I came across a post on seroundtable today that got me thinking. Apparently a WebmasterWorld thread was discussing whether PPC bidding wars are still as common as they once were. Over the past year and a half (particularly) Google has made it harder to rank first based on bid alone, introducing a variety of quality score concerns as determining factors for position ranking. The article I came across today polled readers to find out how often—if at all—they still participated in PPC bid wars.
I’ll be very interested in those results.
But either way, the issue sent me on one of those internal debates us PPC-ers love to participate in. I’ve always argued against bid war management styles, mainly because I believe too often PPC marketers shoot themselves in the foot with such tactics. When two people wake up everyday (or bid every few hours) with the sole purpose of outranking a competitor, they are raising the expectation of spend for everyone else.
Those two advertisers are letting Google know that word is worth more, and alas, overtime, our minimum bids increase across the board. It’s like getting a bunch of advertisers in a room and having everyone start smacking each other. It really is quite silly.
So here I was today, reading that article up on my high horse when it dawned on me—how is that different from branding budgets? I have definitely participated in branding buys before for both companies and clients. (For those who are new to the PPC chaos—branding budgets are when a client or boss tells you that you have “X” amount of money, and rather than focus on a set conversion return, your primary goal is to gain share of voice a.k.a. be on the top…all the time.) For the record, I think most people would agree that branding budgets are a lot less common than they used to be.

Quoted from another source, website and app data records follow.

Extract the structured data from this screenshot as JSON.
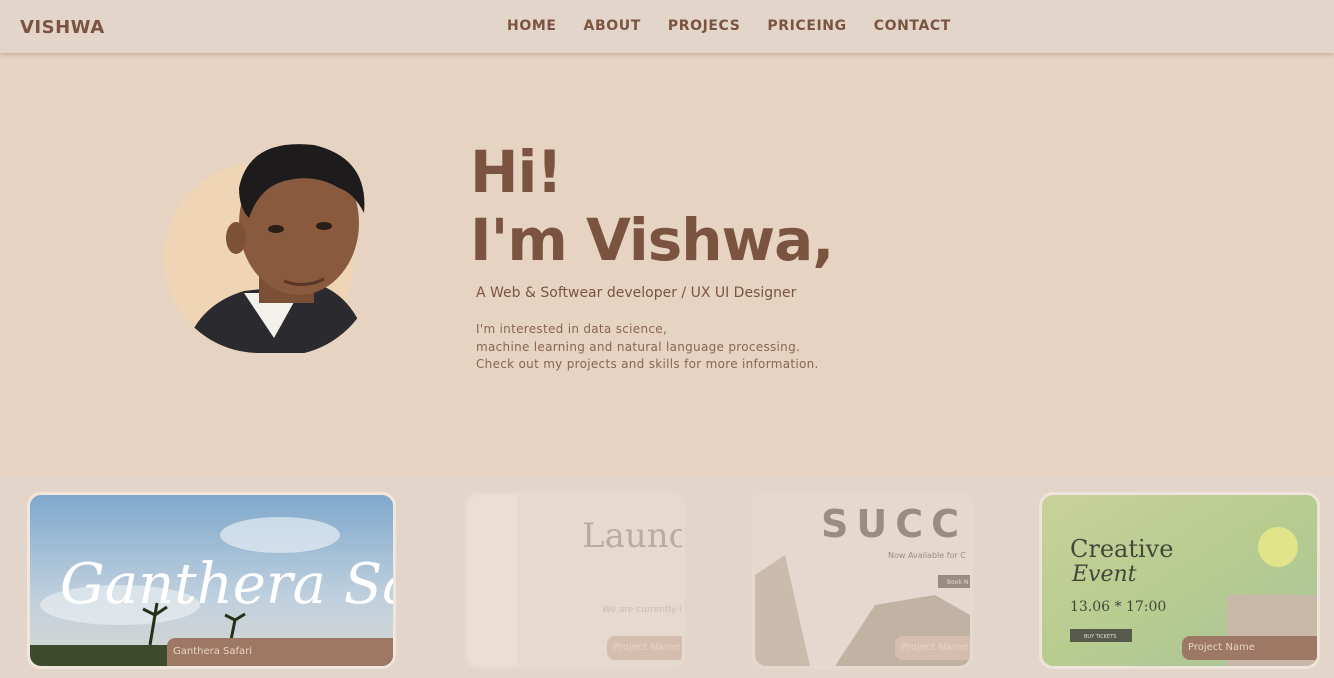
{
  "nav": {
    "logo": "VISHWA",
    "items": [
      "HOME",
      "ABOUT",
      "PROJECS",
      "PRICEING",
      "CONTACT"
    ]
  },
  "hero": {
    "greeting": "Hi!",
    "name": "I'm Vishwa,",
    "role": "A Web & Softwear developer / UX UI Designer",
    "bio": [
      "I'm interested in data science,",
      "machine learning and natural language processing.",
      "Check out my projects and skills for more information."
    ]
  },
  "projects": [
    {
      "title": "Ganthera Safari",
      "label": "Ganthera Safari"
    },
    {
      "title": "Launc soc",
      "subtitle": "We are currently improvements to",
      "label": "Project Name"
    },
    {
      "title": "SUCC",
      "subtitle": "Now Available for C",
      "button": "Book N",
      "label": "Project Name"
    },
    {
      "title": "Creative",
      "title2": "Event",
      "date": "13.06 * 17:00",
      "button": "BUY TICKETS",
      "label": "Project Name"
    }
  ],
  "colors": {
    "accent": "#7a5440",
    "background": "#e6d3c2",
    "nav_bg": "#e4d5ca",
    "label_bg": "#9c7865"
  }
}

These days we have so many different tiers of conversions and levels of success to use when quantifying a campaign’s performance, it seems a bit reckless to ever just spend to rank. But it stills exist–position bidding not just as a setting but as an overarching approach still exists, and oftentimes with great success.
With all of that said, I have to admit for a girl that has always preached against bidding wars, I have always been a fan of branding budgets. Alas, I guess that is why they say “the devil is in the details.” I definitely look forward to hearing the results from the poll mentioned above. What about you guys? Any of you still participating in bidding wars? What about branding budgets?